Jeopardy! Man v. IBM Computer Matches: Simply a Matter of Time

Thanks to my own 13 games of Jeopardy! and the book about it and all, lots of people (including the New York Times) have asked for my opinion about the whole IBM computer vs. Ken Jennings vs. Brad Rutter cage match.

I'll say here what I've said all along: when you're playing at million-dollar tournament level, all of the players know (or can rapidly figure out) nearly all of the correct responses, no matter how arcane. Trust me, I've been there.

IBM wouldn't unveil their computer unless they were sure it would function similarly. 

Ultimately, the difference between winning or losing usually comes down just to the ability to time the milliseconds between the time Alex finishes the clue and one of the producers activates the signaling devices.

Since a computer can obviously react more rapidly and consistently than a human can, it will probably win unless it is programmed to have a human-like random delay of a few milliseconds before hitting the buzzer.

Judging from news reports about the warm-up game, the computer has no such delay, and can buzz in instantly.

So that's the computer's advantage: not knowledge, not processing speed, not math or game strategy… just reflexes. And so unless the buzzer-response is programmed differently in the games that count, I think the computer is likely to win.

Brad and Ken will both be still a heck of a lot more fun to hang out with after the game, though.

(Full disclosure: Brad and Ken are both friends of mine, so I have some emotional interest in seeing them do well against the cyborg.

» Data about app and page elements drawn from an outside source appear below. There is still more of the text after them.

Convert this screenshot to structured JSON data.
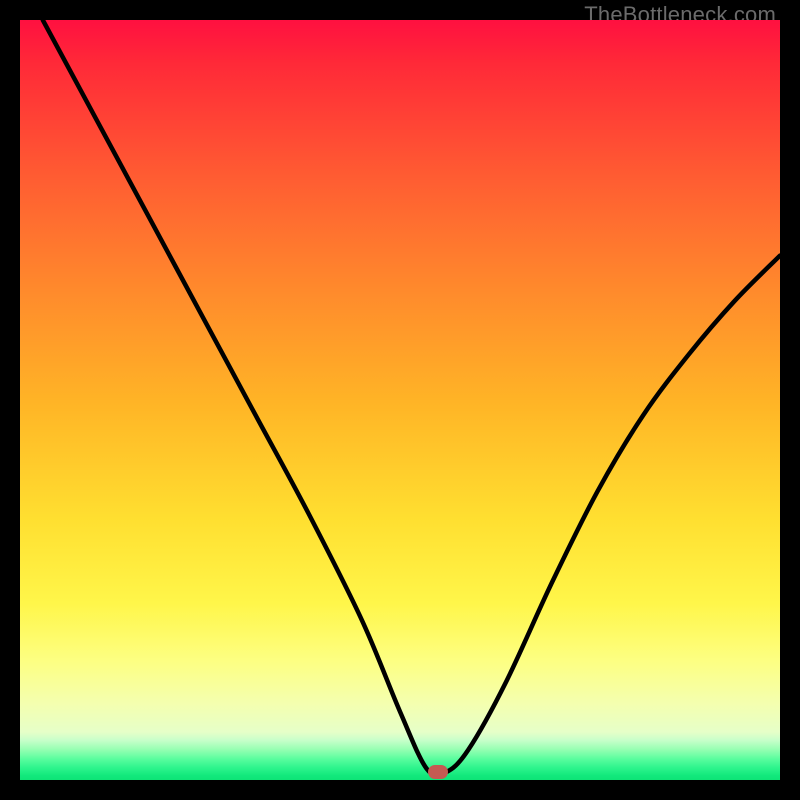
{
  "watermark": "TheBottleneck.com",
  "colors": {
    "marker": "#c45a52",
    "curve_stroke": "#000000"
  },
  "chart_data": {
    "type": "line",
    "title": "",
    "xlabel": "",
    "ylabel": "",
    "xlim": [
      0,
      100
    ],
    "ylim": [
      0,
      100
    ],
    "grid": false,
    "series": [
      {
        "name": "bottleneck-curve",
        "x": [
          3,
          10,
          17,
          24,
          31,
          38,
          45,
          50,
          53.5,
          56,
          59,
          64,
          70,
          76,
          82,
          88,
          94,
          100
        ],
        "y": [
          100,
          87,
          74,
          61,
          48,
          35,
          21,
          9,
          1.5,
          1,
          4,
          13,
          26,
          38,
          48,
          56,
          63,
          69
        ]
      }
    ],
    "annotations": [
      {
        "name": "minimum-marker",
        "x": 55,
        "y": 1
      }
    ]
  }
}
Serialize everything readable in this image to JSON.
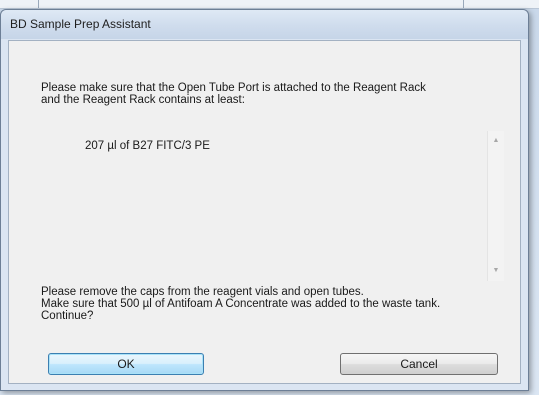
{
  "window": {
    "title": "BD Sample Prep Assistant"
  },
  "message": {
    "line1": "Please make sure that the Open Tube Port is attached to the Reagent Rack",
    "line2": "and the Reagent Rack contains at least:",
    "reagent_requirement": "207 µl of B27 FITC/3 PE",
    "bottom_line1": "Please remove the caps from the reagent vials and open tubes.",
    "bottom_line2": "Make sure that 500 µl of Antifoam A Concentrate was added to the waste tank.",
    "bottom_line3": "Continue?"
  },
  "buttons": {
    "ok_label": "OK",
    "cancel_label": "Cancel"
  },
  "scrollbar": {
    "up_arrow_icon": "▲",
    "down_arrow_icon": "▼"
  },
  "colors": {
    "default_button_border": "#3c7fb1",
    "dialog_background": "#f0f0f0",
    "titlebar": "#cfdced"
  }
}
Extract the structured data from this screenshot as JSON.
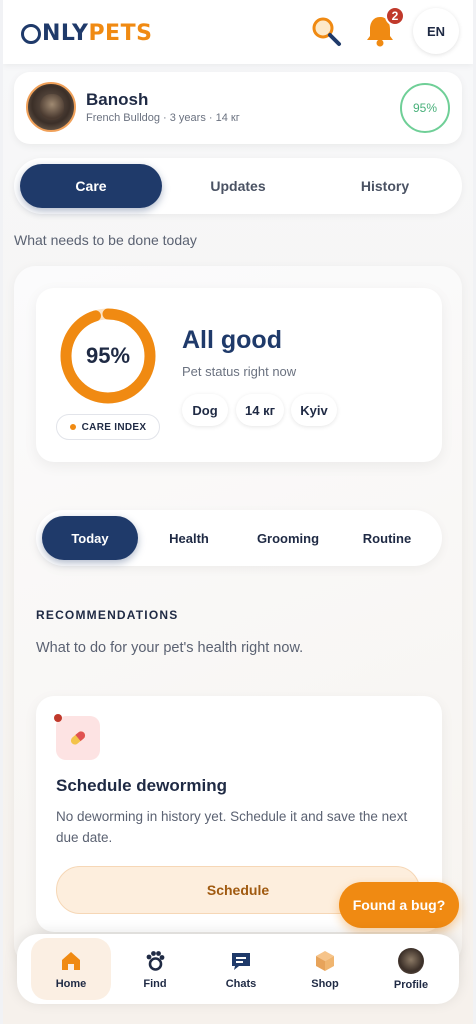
{
  "header": {
    "logo_only": "NLY",
    "logo_pets": "PETS",
    "notification_count": "2",
    "language": "EN"
  },
  "pet": {
    "name": "Banosh",
    "meta": "French Bulldog · 3 years · 14 кг",
    "score": "95%"
  },
  "main_tabs": [
    {
      "label": "Care",
      "active": true
    },
    {
      "label": "Updates",
      "active": false
    },
    {
      "label": "History",
      "active": false
    }
  ],
  "intro": "What needs to be done today",
  "status": {
    "percent_label": "95%",
    "percent_value": 95,
    "care_index_label": "CARE INDEX",
    "title": "All good",
    "subtitle": "Pet status right now",
    "chips": [
      "Dog",
      "14 кг",
      "Kyiv"
    ]
  },
  "sub_tabs": [
    {
      "label": "Today",
      "active": true
    },
    {
      "label": "Health",
      "active": false
    },
    {
      "label": "Grooming",
      "active": false
    },
    {
      "label": "Routine",
      "active": false
    }
  ],
  "recommendations": {
    "heading": "RECOMMENDATIONS",
    "subheading": "What to do for your pet's health right now.",
    "card": {
      "icon": "pill-icon",
      "title": "Schedule deworming",
      "description": "No deworming in history yet. Schedule it and save the next due date.",
      "button": "Schedule"
    }
  },
  "bug_button": "Found a bug?",
  "bottom_nav": [
    {
      "label": "Home",
      "icon": "home-icon",
      "active": true
    },
    {
      "label": "Find",
      "icon": "paw-icon",
      "active": false
    },
    {
      "label": "Chats",
      "icon": "chat-icon",
      "active": false
    },
    {
      "label": "Shop",
      "icon": "box-icon",
      "active": false
    },
    {
      "label": "Profile",
      "icon": "avatar",
      "active": false
    }
  ],
  "colors": {
    "brand_navy": "#1f3a6a",
    "brand_orange": "#f08a12",
    "status_green": "#6fcf97",
    "alert_red": "#c0392b"
  }
}
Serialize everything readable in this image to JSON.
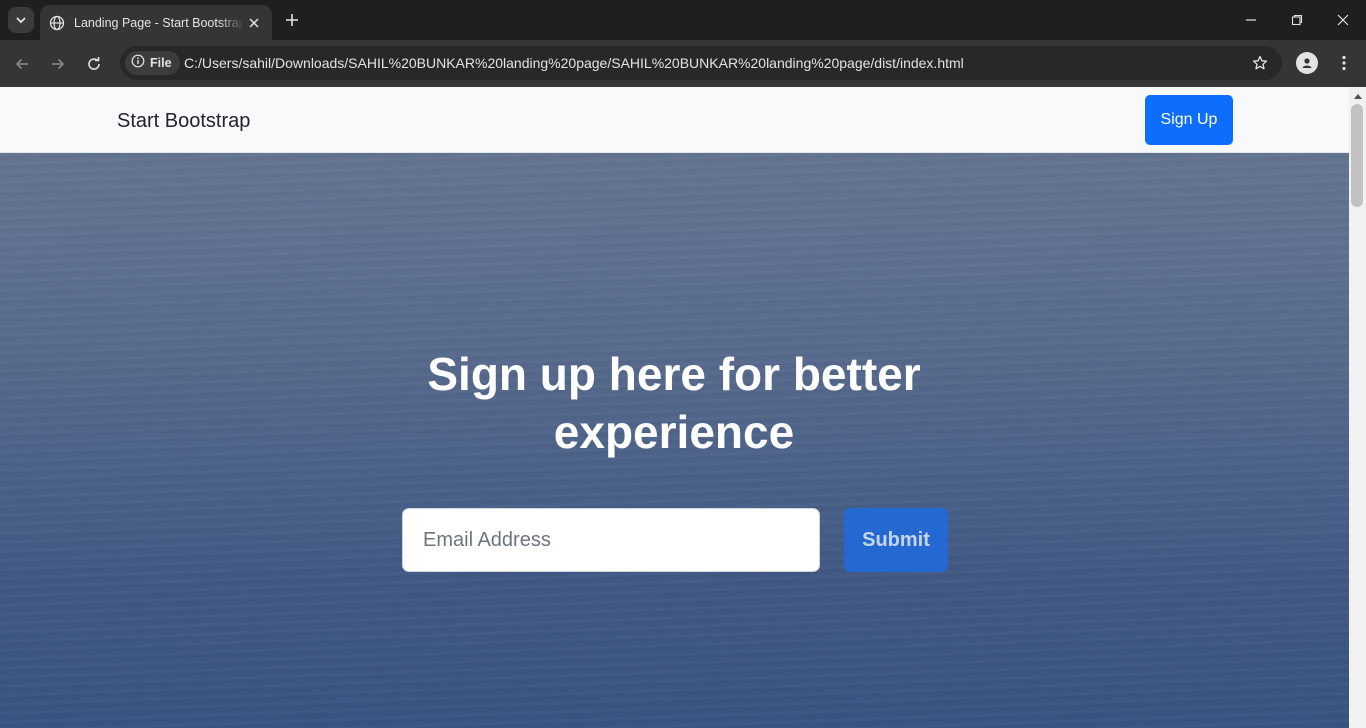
{
  "browser": {
    "tab_title": "Landing Page - Start Bootstrap",
    "chip_label": "File",
    "url": "C:/Users/sahil/Downloads/SAHIL%20BUNKAR%20landing%20page/SAHIL%20BUNKAR%20landing%20page/dist/index.html",
    "icons": [
      "tab-search-icon",
      "globe-icon",
      "close-icon",
      "plus-icon",
      "minimize-icon",
      "restore-icon",
      "close-window-icon",
      "back-icon",
      "forward-icon",
      "reload-icon",
      "info-icon",
      "star-icon",
      "profile-icon",
      "menu-icon"
    ]
  },
  "navbar": {
    "brand": "Start Bootstrap",
    "signup_label": "Sign Up"
  },
  "hero": {
    "headline": "Sign up here for better experience",
    "email_placeholder": "Email Address",
    "submit_label": "Submit"
  },
  "colors": {
    "primary": "#0d6efd",
    "navbar_bg": "#f8f9fa",
    "chrome_dark": "#1f1f1f"
  }
}
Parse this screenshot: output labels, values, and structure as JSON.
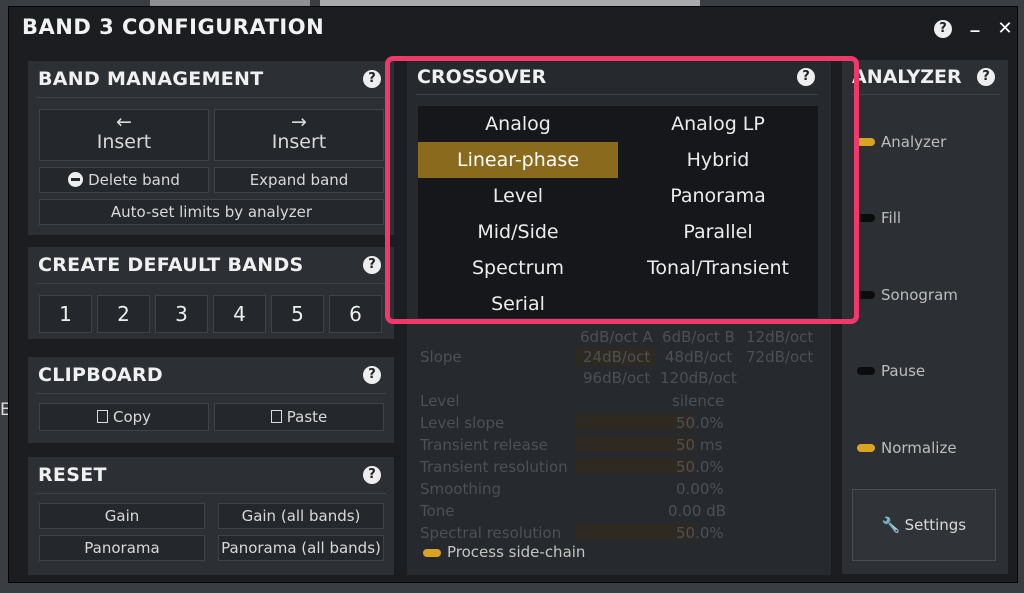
{
  "window": {
    "title": "BAND 3 CONFIGURATION",
    "help_glyph": "?",
    "minimize_glyph": "_",
    "close_glyph": "✕"
  },
  "band_management": {
    "title": "BAND MANAGEMENT",
    "insert_left_arrow": "←",
    "insert_left": "Insert",
    "insert_right_arrow": "→",
    "insert_right": "Insert",
    "delete_band": "Delete band",
    "expand_band": "Expand band",
    "auto_set": "Auto-set limits by analyzer"
  },
  "create_default_bands": {
    "title": "CREATE DEFAULT BANDS",
    "numbers": [
      "1",
      "2",
      "3",
      "4",
      "5",
      "6"
    ]
  },
  "clipboard": {
    "title": "CLIPBOARD",
    "copy": "Copy",
    "paste": "Paste"
  },
  "reset": {
    "title": "RESET",
    "gain": "Gain",
    "gain_all": "Gain (all bands)",
    "panorama": "Panorama",
    "panorama_all": "Panorama (all bands)"
  },
  "crossover": {
    "title": "CROSSOVER",
    "selected": "Linear-phase",
    "options": [
      "Analog",
      "Analog LP",
      "Linear-phase",
      "Hybrid",
      "Level",
      "Panorama",
      "Mid/Side",
      "Parallel",
      "Spectrum",
      "Tonal/Transient",
      "Serial"
    ]
  },
  "dim_params": {
    "slope_label": "Slope",
    "slopes": [
      "6dB/oct A",
      "6dB/oct B",
      "12dB/oct",
      "24dB/oct",
      "48dB/oct",
      "72dB/oct",
      "96dB/oct",
      "120dB/oct"
    ],
    "level": "Level",
    "level_value": "silence",
    "level_slope": "Level slope",
    "level_slope_value": "50.0%",
    "transient_release": "Transient release",
    "transient_release_value": "50 ms",
    "transient_resolution": "Transient resolution",
    "transient_resolution_value": "50.0%",
    "smoothing": "Smoothing",
    "smoothing_value": "0.00%",
    "tone": "Tone",
    "tone_value": "0.00 dB",
    "spectral_resolution": "Spectral resolution",
    "spectral_resolution_value": "50.0%",
    "process_side_chain": "Process side-chain"
  },
  "analyzer": {
    "title": "ANALYZER",
    "toggles": [
      {
        "label": "Analyzer",
        "on": true
      },
      {
        "label": "Fill",
        "on": false
      },
      {
        "label": "Sonogram",
        "on": false
      },
      {
        "label": "Pause",
        "on": false
      },
      {
        "label": "Normalize",
        "on": true
      }
    ],
    "settings": "Settings"
  },
  "colors": {
    "accent": "#d9a521",
    "selected_bg": "#8a6b1e",
    "highlight": "#f0386b"
  },
  "background_fragments": [
    "E"
  ]
}
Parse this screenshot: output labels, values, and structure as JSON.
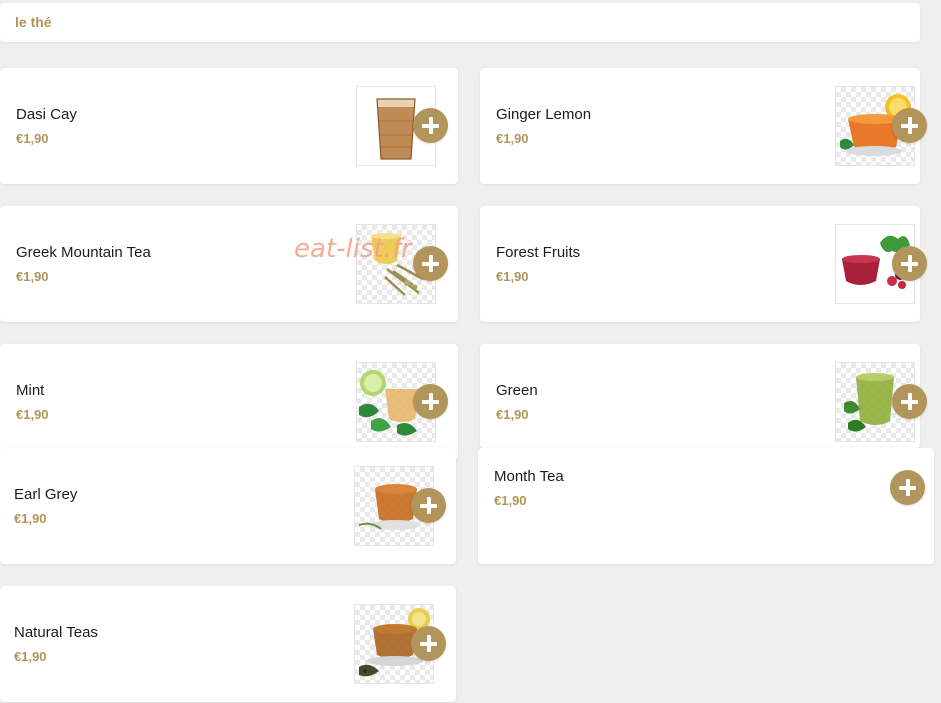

Also, I was invited to play the computer in its last warm-up round, but I couldn't make it since I was still getting over the typhoid I picked up in Tanzania. Y'know, as always, my life is so boring…)